Computer programs can be used to predict the effect ofreradiation on AM broadcast antenna patterns. Moment- method programs are the most rigorous, with structures modeled as collections of wire segments. The current in each segment is approximated by a set of current distributions, which are solved to satisfr the boundary conditions. The number of towers and skywires that can be simulated is limited due to the complexity of the problem and limitations in minimum wire separation, computing speed. and computer memory. Transmission- line programs are simpler. The skywire and its image in ground are treated as a transmission line. Current is induced into this transmission line by the incident signal and redistributed according to the tower and skywire impedances. 1any more towers and power lines can be modeled using the transmission line method.
Analysis using moment method computer modeling does not require the potentially affected AM station to be operating at the time of analysis. Accordingly, even if an AM station is silent, a tower proponent can and should utilize moment method modeling to assess whether the proposed construction or modification will affect the AM station’s pattern. Both field strength measurements and detuning, however, can only be done when an AM station is operating with its licensed parameters.
Standards and procedures have been issued and developed by the countries that signed the North American Regional Broadcasting Agreement (NARBA). Computer programs are helpful in indicating which situations might cause interference and which structures would be ideal candidates for remedial measures.
Parasitic current ollen is seen during the construction phase of a new power line near a high-power antenna array. The construction crane, tower segments. and workers can create a resonant loop, causing high levels of radio frequency (RF) current to flow. This can cause serious RF burns to a worker. Likewise, the presence of detuning stubs on a tower can cause high levels of RF current to flow, creating a safety hazard.
3.2 Proof of performance
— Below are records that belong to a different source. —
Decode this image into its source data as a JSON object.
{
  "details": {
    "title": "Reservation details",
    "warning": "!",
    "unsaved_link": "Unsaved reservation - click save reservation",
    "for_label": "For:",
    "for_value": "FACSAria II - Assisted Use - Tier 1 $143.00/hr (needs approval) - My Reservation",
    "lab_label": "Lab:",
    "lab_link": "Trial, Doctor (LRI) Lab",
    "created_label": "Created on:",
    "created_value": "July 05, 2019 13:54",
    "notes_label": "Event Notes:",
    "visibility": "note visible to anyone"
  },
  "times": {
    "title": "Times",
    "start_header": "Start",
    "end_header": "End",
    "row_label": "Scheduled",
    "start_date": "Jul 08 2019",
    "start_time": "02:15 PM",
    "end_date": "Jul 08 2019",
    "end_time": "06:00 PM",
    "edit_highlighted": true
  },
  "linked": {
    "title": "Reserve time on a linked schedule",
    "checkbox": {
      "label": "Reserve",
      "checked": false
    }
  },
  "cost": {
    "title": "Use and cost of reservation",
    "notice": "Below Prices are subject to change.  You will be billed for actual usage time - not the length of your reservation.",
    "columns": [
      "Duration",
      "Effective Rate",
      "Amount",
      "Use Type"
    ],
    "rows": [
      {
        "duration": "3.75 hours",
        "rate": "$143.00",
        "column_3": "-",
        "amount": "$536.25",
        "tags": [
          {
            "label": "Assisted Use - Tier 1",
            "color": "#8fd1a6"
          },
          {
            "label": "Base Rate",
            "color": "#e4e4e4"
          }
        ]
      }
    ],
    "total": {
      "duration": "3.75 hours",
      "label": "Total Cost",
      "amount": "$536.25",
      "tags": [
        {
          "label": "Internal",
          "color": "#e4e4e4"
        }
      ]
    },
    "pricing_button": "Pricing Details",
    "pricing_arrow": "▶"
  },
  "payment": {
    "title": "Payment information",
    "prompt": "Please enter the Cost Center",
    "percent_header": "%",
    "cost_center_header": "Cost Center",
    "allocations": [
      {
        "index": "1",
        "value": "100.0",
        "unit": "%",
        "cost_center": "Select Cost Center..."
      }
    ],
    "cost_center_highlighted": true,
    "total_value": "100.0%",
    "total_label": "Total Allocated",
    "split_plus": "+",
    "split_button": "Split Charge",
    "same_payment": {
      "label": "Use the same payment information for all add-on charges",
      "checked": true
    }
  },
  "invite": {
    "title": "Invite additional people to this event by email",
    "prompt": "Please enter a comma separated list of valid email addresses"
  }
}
When an AM radio station applies for a license, the proposed radiation pattern shall be provided. Afler the application has been accepted and the installation completed. the results of a proof of performance shall be submitted. with field strength measurements included to ensure that the measured pattern agrees with the proposed one.
The ratio method is a common method radio stations use to establish the shape of a pattern for a proof-of-performance submission. The ratio method involves taking field strength measurements around the station in two conditions. The first involves the normal connection of the transmitter to the array. The second. called an onsnidirrcfitrnal, involves connecting the transmitter to one antenna tower only. Assuming there are no significant reradiators, the omnidirectional pattern should be circular in shape. Therefore, the ratio between the first directional pattern to the second omnidirectional pattern yields the true shape of the directional pattern and is independent of ground conductivity.
Ratio measurements usually are made about 150 apart at a sufficient distance to be in the far field. Since the pattern to quantify usually is a smooth and regular shape, the l5 spacing usually is sufficient, Ratio tests are usually completed in a few days or weeks, ensuring that changes in ground conductivity and nearby construction are kept to a minimum.IEEE 1260 pdf downlaod.